# Data for the task
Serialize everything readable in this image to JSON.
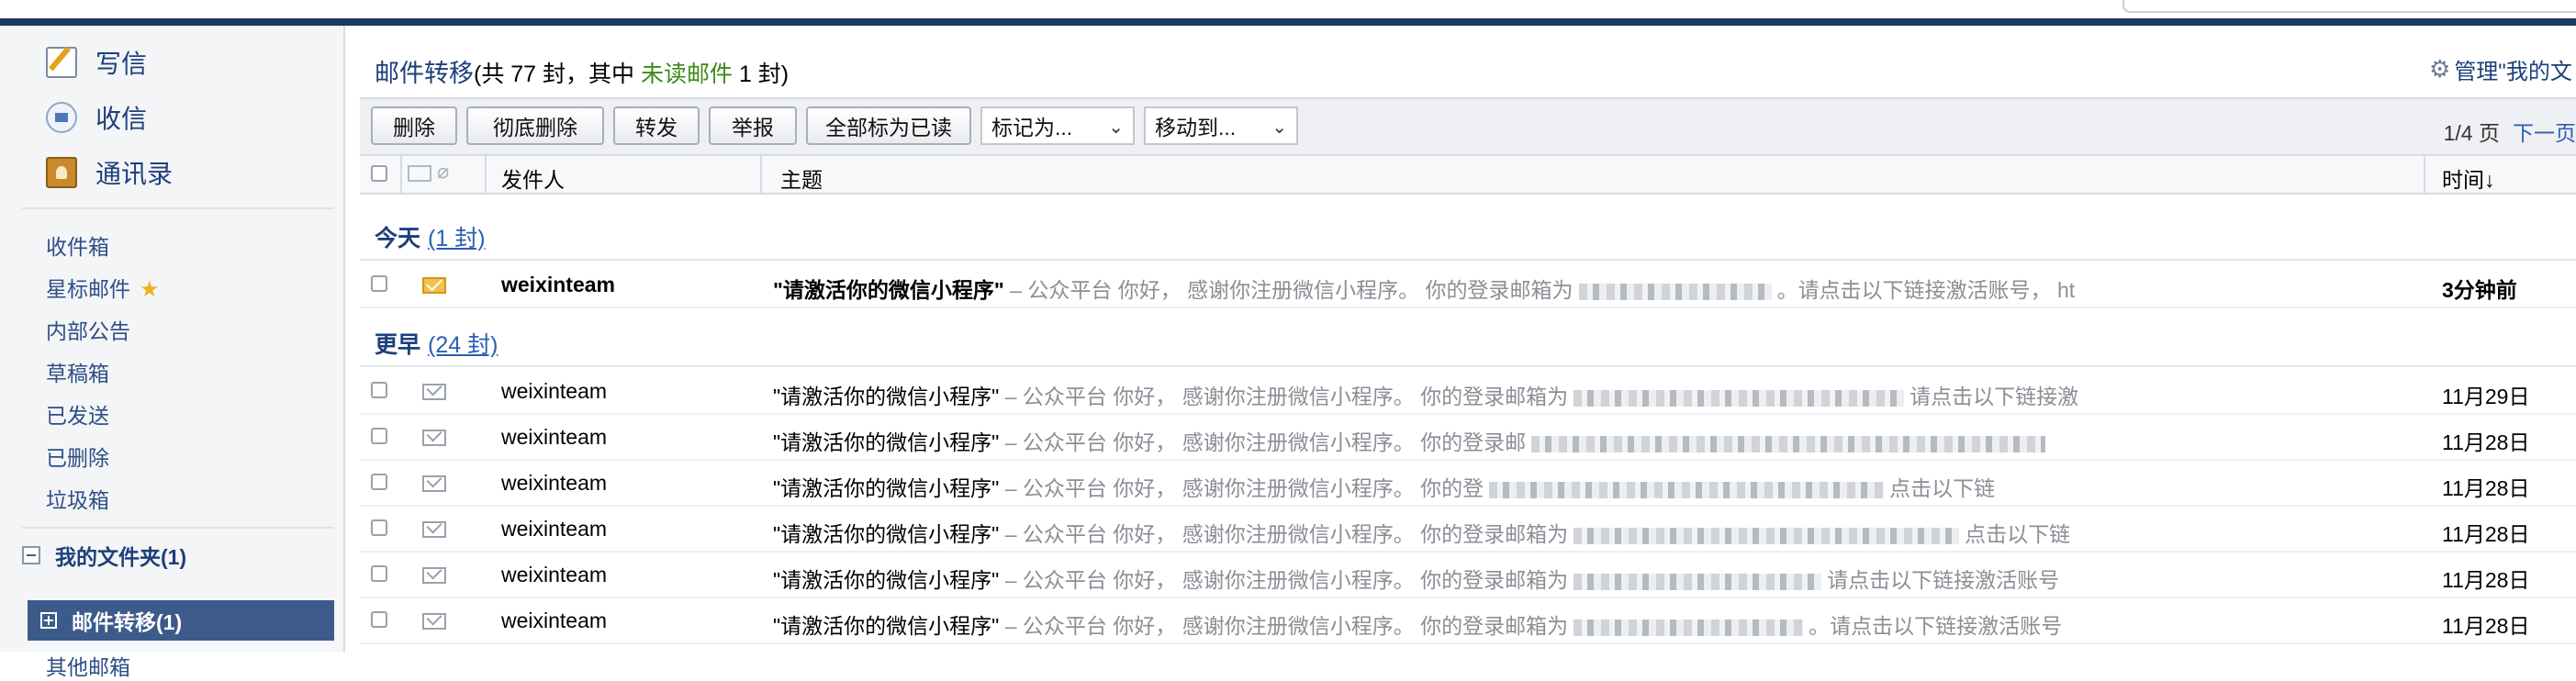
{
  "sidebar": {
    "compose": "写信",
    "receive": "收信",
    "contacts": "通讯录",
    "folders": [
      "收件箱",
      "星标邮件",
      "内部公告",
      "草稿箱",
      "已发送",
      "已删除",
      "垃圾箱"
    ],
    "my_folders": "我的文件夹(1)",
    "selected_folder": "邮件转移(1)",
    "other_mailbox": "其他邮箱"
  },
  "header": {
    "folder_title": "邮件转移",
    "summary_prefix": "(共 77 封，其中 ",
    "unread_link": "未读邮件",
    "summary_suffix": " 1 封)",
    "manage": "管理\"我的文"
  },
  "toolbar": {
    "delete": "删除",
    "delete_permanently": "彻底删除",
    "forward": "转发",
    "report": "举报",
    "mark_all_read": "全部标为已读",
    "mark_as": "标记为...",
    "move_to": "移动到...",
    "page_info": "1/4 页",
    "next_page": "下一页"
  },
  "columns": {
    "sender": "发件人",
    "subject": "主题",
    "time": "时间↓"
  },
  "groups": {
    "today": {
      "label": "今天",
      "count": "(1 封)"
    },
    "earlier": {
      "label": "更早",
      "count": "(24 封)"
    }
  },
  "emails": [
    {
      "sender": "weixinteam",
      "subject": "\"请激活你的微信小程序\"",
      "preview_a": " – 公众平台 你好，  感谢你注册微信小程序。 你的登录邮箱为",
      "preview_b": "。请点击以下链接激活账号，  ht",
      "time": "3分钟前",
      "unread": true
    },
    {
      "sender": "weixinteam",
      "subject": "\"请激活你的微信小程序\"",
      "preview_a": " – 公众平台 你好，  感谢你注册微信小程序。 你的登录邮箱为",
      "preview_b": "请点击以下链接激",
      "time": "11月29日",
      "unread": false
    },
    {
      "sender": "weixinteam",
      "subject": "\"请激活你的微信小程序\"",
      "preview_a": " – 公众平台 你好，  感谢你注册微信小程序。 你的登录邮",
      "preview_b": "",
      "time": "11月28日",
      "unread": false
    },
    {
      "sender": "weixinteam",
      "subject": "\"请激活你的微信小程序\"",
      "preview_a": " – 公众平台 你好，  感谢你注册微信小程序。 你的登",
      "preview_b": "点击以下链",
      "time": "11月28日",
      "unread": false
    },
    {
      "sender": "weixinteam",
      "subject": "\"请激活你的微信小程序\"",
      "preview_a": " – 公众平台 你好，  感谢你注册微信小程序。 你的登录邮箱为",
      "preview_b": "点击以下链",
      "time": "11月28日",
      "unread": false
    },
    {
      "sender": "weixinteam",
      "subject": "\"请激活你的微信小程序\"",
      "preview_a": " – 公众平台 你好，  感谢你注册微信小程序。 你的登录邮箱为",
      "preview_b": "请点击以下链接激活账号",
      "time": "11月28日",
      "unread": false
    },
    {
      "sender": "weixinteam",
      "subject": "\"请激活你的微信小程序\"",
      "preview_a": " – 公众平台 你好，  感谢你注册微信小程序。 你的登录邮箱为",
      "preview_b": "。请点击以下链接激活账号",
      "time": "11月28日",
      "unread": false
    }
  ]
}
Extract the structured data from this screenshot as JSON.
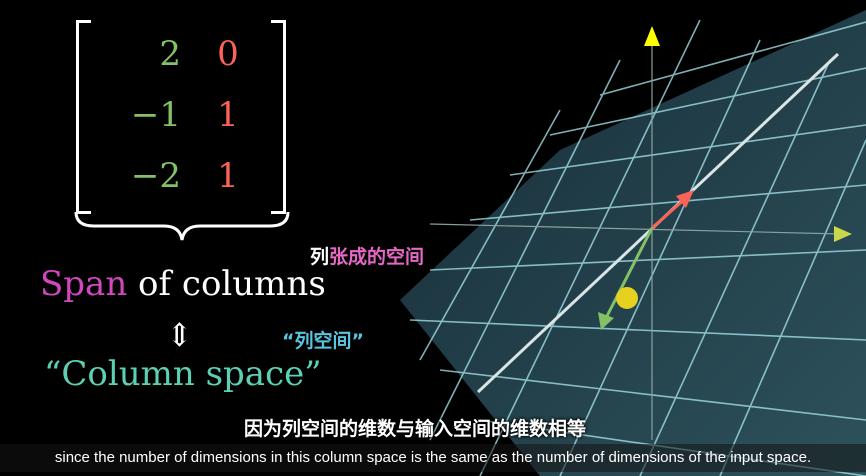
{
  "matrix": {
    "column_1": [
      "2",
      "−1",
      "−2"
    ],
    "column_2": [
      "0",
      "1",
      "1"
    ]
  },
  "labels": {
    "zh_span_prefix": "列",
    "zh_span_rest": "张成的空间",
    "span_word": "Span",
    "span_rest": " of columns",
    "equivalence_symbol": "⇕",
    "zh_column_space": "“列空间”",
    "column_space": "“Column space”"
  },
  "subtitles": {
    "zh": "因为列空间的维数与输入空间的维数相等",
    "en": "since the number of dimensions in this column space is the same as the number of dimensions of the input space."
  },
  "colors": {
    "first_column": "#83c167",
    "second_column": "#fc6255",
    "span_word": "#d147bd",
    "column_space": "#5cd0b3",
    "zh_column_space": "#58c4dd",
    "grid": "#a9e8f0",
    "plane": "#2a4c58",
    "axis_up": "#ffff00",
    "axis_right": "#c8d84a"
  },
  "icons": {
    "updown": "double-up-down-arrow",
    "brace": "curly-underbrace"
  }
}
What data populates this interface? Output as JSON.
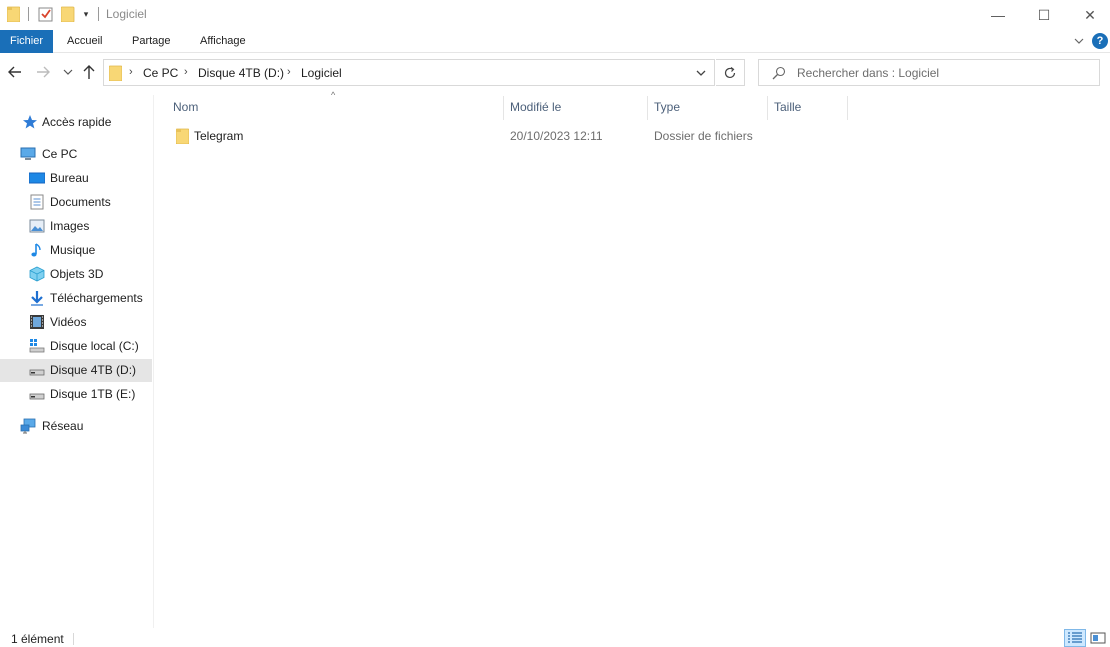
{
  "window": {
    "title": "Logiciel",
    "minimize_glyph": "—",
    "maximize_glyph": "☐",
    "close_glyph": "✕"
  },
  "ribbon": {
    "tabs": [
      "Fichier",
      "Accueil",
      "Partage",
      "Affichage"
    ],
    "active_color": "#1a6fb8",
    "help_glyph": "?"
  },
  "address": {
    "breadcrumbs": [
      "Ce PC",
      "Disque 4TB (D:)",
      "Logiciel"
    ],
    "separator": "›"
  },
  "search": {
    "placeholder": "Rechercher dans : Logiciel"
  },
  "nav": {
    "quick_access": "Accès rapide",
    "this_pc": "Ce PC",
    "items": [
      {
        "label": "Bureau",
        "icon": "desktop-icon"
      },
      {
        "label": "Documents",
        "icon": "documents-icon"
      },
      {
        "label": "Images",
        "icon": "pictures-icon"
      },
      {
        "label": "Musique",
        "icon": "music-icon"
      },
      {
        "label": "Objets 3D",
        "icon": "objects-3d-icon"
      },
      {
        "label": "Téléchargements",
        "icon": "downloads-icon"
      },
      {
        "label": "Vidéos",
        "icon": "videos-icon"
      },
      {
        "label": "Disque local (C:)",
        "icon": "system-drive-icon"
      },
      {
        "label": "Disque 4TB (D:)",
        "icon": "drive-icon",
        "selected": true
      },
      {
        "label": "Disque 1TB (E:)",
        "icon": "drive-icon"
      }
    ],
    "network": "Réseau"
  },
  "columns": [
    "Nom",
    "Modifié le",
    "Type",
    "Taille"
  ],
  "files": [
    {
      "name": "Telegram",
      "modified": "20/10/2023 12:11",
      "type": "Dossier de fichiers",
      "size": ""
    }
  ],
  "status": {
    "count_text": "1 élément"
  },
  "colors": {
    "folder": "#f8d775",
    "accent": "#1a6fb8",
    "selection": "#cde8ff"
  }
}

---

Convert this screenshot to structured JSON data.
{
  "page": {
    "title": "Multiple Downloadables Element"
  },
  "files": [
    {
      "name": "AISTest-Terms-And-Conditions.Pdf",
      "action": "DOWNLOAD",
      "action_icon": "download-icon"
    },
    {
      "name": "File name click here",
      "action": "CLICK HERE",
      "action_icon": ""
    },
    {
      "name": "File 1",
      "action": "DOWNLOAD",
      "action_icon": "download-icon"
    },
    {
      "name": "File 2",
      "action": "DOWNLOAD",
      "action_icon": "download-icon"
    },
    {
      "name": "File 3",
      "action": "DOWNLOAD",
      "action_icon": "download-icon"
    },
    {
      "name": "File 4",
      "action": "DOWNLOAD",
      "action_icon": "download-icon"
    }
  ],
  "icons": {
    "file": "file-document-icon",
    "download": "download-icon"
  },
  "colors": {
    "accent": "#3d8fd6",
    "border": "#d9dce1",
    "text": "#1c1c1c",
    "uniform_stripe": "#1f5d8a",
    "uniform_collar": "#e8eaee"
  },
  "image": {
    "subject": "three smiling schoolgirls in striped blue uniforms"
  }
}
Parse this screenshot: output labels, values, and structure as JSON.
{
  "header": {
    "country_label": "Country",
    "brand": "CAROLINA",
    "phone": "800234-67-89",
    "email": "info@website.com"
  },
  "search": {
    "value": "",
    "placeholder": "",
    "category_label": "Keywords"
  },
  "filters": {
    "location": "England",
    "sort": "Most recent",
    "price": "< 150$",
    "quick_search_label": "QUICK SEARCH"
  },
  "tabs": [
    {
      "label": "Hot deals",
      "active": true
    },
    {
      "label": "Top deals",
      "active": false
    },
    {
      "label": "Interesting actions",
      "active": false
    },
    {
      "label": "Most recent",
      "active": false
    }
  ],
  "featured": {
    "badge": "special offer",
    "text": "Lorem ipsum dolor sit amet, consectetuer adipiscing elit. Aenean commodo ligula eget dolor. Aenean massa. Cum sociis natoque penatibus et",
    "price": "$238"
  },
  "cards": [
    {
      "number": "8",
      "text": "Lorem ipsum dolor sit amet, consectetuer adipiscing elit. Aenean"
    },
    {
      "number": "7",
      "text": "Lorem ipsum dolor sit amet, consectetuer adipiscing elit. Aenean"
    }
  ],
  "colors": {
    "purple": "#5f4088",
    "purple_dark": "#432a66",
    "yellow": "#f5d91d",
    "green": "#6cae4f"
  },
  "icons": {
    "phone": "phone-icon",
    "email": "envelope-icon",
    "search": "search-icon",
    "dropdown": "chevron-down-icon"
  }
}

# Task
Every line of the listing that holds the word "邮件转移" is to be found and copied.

# Exercise solution
    "selected_folder": "邮件转移(1)",
    "folder_title": "邮件转移",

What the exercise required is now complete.